For freelancers, client relationships are everything. Contactually helps you keep those relationships alive. It is by far the most meaningful contact management tool that I’ve come across.
Falcon manages your contacts and prompts you to take action and tracks your progress. It also provides context like social media updates and your previous interactions with them to help you personalize your contact with them.
And even though it’s not a free tool, it’s worth every penny if you’re serious about growing your business.
- Great for: Clean up your email inbox
- Alternative: Sanebox
Email – it’s the bane of every webpreneur’s online existence. Mailstrom helps you clean up your Inbox in just a few clicks. Not only does it help you unsubscribe from unnecessary email newsletters, but it also shows you whose emails you ignore the most.
It also shows you what time you get your most emails, which social networks clutter your Inbox the most etc.
And this is just the tip of the iceberg. If you’re struggling with email, try it out. It’s free.
- Great for: Social media management
- Alternative: Tweetdeck
Hootsuite lets you connect every major social network under a single account.

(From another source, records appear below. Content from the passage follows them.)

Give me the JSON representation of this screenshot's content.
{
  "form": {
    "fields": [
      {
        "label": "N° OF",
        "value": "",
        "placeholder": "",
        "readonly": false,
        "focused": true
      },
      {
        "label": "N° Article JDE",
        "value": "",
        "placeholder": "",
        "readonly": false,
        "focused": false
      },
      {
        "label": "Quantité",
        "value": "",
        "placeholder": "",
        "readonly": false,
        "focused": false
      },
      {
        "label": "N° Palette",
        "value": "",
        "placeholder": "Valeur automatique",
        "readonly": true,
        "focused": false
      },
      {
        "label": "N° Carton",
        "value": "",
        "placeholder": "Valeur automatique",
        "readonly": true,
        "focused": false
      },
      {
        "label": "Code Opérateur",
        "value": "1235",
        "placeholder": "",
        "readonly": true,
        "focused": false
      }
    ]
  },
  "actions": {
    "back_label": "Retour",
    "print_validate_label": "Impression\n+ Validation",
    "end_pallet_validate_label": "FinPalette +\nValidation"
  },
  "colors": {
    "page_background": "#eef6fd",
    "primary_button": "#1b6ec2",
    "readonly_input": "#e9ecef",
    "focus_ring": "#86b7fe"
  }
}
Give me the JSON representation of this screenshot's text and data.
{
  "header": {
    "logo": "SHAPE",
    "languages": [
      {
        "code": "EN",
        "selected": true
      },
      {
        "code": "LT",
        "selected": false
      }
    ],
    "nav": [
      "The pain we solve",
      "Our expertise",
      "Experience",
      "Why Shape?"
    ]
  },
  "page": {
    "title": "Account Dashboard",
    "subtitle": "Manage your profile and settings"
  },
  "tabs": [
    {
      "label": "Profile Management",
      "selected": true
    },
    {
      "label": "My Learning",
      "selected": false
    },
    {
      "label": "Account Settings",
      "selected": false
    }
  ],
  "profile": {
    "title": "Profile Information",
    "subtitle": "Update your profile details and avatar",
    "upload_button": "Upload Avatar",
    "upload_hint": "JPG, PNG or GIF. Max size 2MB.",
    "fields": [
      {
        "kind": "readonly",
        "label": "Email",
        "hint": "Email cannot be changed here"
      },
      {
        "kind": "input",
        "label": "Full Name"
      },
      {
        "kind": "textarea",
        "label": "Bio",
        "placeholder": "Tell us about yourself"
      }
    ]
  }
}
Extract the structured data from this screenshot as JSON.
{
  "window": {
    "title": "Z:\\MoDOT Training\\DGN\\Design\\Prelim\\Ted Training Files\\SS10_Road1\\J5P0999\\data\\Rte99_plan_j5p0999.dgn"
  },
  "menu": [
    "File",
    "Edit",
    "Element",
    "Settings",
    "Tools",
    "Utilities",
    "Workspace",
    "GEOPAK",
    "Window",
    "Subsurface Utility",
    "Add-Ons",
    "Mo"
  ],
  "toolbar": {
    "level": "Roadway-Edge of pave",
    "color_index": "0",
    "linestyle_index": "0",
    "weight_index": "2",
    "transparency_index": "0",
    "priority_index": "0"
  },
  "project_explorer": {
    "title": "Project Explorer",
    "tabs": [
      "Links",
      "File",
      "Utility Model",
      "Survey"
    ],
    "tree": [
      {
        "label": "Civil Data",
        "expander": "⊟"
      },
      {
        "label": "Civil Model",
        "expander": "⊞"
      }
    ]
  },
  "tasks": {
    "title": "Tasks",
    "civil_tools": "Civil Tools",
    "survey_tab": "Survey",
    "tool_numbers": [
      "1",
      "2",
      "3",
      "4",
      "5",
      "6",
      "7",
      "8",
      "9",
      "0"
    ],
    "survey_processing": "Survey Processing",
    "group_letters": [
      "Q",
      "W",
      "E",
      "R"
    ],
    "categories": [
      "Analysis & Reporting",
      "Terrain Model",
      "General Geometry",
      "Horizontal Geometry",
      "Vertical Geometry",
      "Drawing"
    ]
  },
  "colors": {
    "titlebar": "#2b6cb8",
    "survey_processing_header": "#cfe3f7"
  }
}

You can send status updates to more than one social network at a time and even schedule them to automatically post at a scheduled date and time.
Their free plan is great for beginners, so don’t hesitate to try it out!
- Great for: Create project proposal in minutes
- Alternative: Proposable
Sending project proposals is one of the core activities of any freelance business. Creating one can take up a lot of time though – time you aren’t paid for.
BidSketch helps you create beautiful, well-organized project proposals in half the time it usually takes you. They offer pre-built templates and landing pages, electronic signatures and personal branding.
While BidSketch isn’t a free tool, it is reasonably priced for the freelancer who sends out a lot of project proposals to clients.
- Great for: Credentials managements
- Alternative: 1Password
Using the above services means that at any given time, you’ll have 16 usernames and passwords to keep track of – at least. Dashlane is a password manager, autofill and e-wallet all rolled into one.
What makes them so unique is that they don’t store your master password. You’re the only one who has the password to their account.
Of course, it also means that if you lose your Dashlane password, there’s no way they can recover it for you. Eek!
Related: 15 Best Password Managers
No matter how good the tools you use are, they won’t do you much good unless you utilize them properly. Take the time to research the tools you use before you pay for them or start using them. Take advantage of the free trial most tools offer to find out if the tool will be a good fit.
And once you start using them, stick to them and create a system that’ll help you save time and impress clients at the same time.
Which tools have helped you propel your freelance business to success?